AutoML trains and cross-validates a Random Forest, an Extremely-Randomized Forest, GLM’s, Gradient Boosting Machines (GBMs) and Neural Nets. And then as “bonus” it trains a Stacked Ensemble using all of the models. The function to use in the h2o R interface is: h2o.automl. (There is also a python interface)

FashionMNIST_Benchmark = h2o.automl(
  x = 1:784,
  y = 785,
  training_frame = fashionmnist_train,
  validation_frame = fashionmninst_test

So the first 784 columns in the data set are used as inputs and column 785 is the column with labels. There are more input arguments that you can use. For example, maximum running time or maximum number of models to use, a stopping metric.

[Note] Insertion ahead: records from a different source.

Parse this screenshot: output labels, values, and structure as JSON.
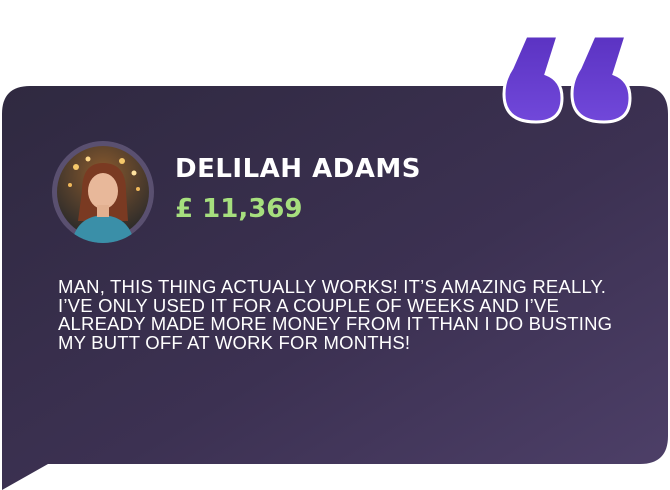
{
  "testimonial": {
    "name": "DELILAH ADAMS",
    "amount": "£ 11,369",
    "text": "MAN, THIS THING ACTUALLY WORKS! IT’S AMAZING REALLY. I’VE ONLY USED IT FOR A COUPLE OF WEEKS AND I’VE ALREADY MADE MORE MONEY FROM IT THAN I DO BUSTING MY BUTT OFF AT WORK FOR MONTHS!"
  },
  "colors": {
    "bubble_dark": "#2f2940",
    "bubble_light": "#4d4067",
    "quote_accent": "#6a3fd0",
    "amount_green": "#a6df7e",
    "avatar_ring": "#5a5070"
  },
  "icons": {
    "quote": "quote-mark-icon",
    "avatar": "user-avatar-photo"
  }
}
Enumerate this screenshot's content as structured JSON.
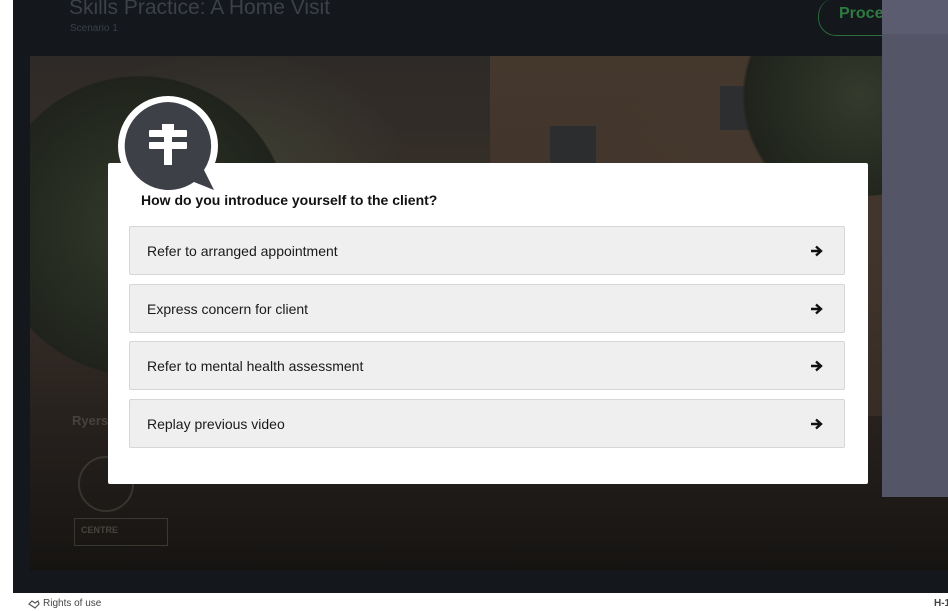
{
  "header": {
    "title": "Skills Practice: A Home Visit",
    "subtitle": "Scenario 1",
    "proceed_label": "Proceed"
  },
  "video": {
    "logo_text": "Ryerson University",
    "logo_box_text": "CENTRE"
  },
  "dialog": {
    "question": "How do you introduce yourself to the client?",
    "options": [
      {
        "label": "Refer to arranged appointment"
      },
      {
        "label": "Express concern for client"
      },
      {
        "label": "Refer to mental health assessment"
      },
      {
        "label": "Replay previous video"
      }
    ]
  },
  "footer": {
    "rights_label": "Rights of use",
    "right_text": "H-1"
  },
  "colors": {
    "stage_bg": "#14171c",
    "side_panel": "#555568",
    "option_bg": "#efefef",
    "bubble": "#3e4048"
  }
}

It can take some time to run all these models, so I have spun up a so-called high CPU droplet on Digital Ocean: 32 dedicated cores ($0.92 /h).


h2o utilizing all 32 cores to create models

The output in R is an object containing the models and a ‘leaderboard‘ ranking the different models. I have the following accuracies on the fashion mnist test set.

  1. Gradient Boosting (0.90)
  2. Deep learning (0.89)
  3. Random forests (0.89)
  4. Extremely randomized forests (0.88)
  5. GLM (0.86)

There is no ensemble model, because it’s not supported yet for multi label classifiers. The deeplearning in h2o are fully connected hidden layers, for this specific Zalando images data set, you’re better of pursuing more fancy convolutional neural networks. As a comparison I just ran a simple 2 layer CNN with keras, resulting in an test accuracy of 0.92. It outperforms all the models here!


If you have prepared your modeling data set, the first thing you can always do now is to run h2o.automl.

Cheers, Longhow.

Oil leakage… those old BMW’s are bad :-)



My first car was a 13 year Mitsubishi Colt, I paid 3000 Dutch Guilders for it. I can still remember a friend that would not like me to park this car in front of his house because of possible oil leakage.


Can you get an idea of which cars will likely to leak oil? Well, with open car data from the Dutch RDW you can. RDW is the Netherlands Vehicle Authority in the mobility chain.

RDW Data

There are many data sets that you can download. I have used the following:

  • Observed Defects. This set contains 22 mln. records on observed defects at car level (license plate number). Cars in The Netherlands have to be checked yearly, and the findings of each check are submitted to RDW.
  • Basic car details. This set contains 9 mln. records, they are all the cars in the Netherlands, license plate number, brand, make, weight and type of car.
  • Defects code. This little table provides a description of all the possible defect codes. So I know that code ‘RA02’ in the observed defects data set represents ‘oil leakage’.

Simple Analysis in R

I have imported the data in R and with some simple dplyr statements I have determined per car make and age (in years) the number of cars with an observed oil leakage defect. Then I have determined how many cars there are per make and age, then dividing those two numbers will result in a so called oil leak percentage.


For example, in the Netherlands there are 2043 Opel Astra’s that are four years old, there are three observed with an oil leak, so we have an oil leak percentage of 0.15%.

The graph below shows the oil leak percentages for different car brands and ages. Obviously, the older the car the higher the leak percentage.  But look at BMW: waaauwww those old BMW’s are leaking like oil crazy… 🙂 The few lines of R code can be found here.



There is a lot in the open car data from RDW, you can look at much more aspects / defects of cars. Regarding my old car that i had, according to this data Mitsubishi’s have a low oil leak percentage, even older ones.

Cheers, Longhow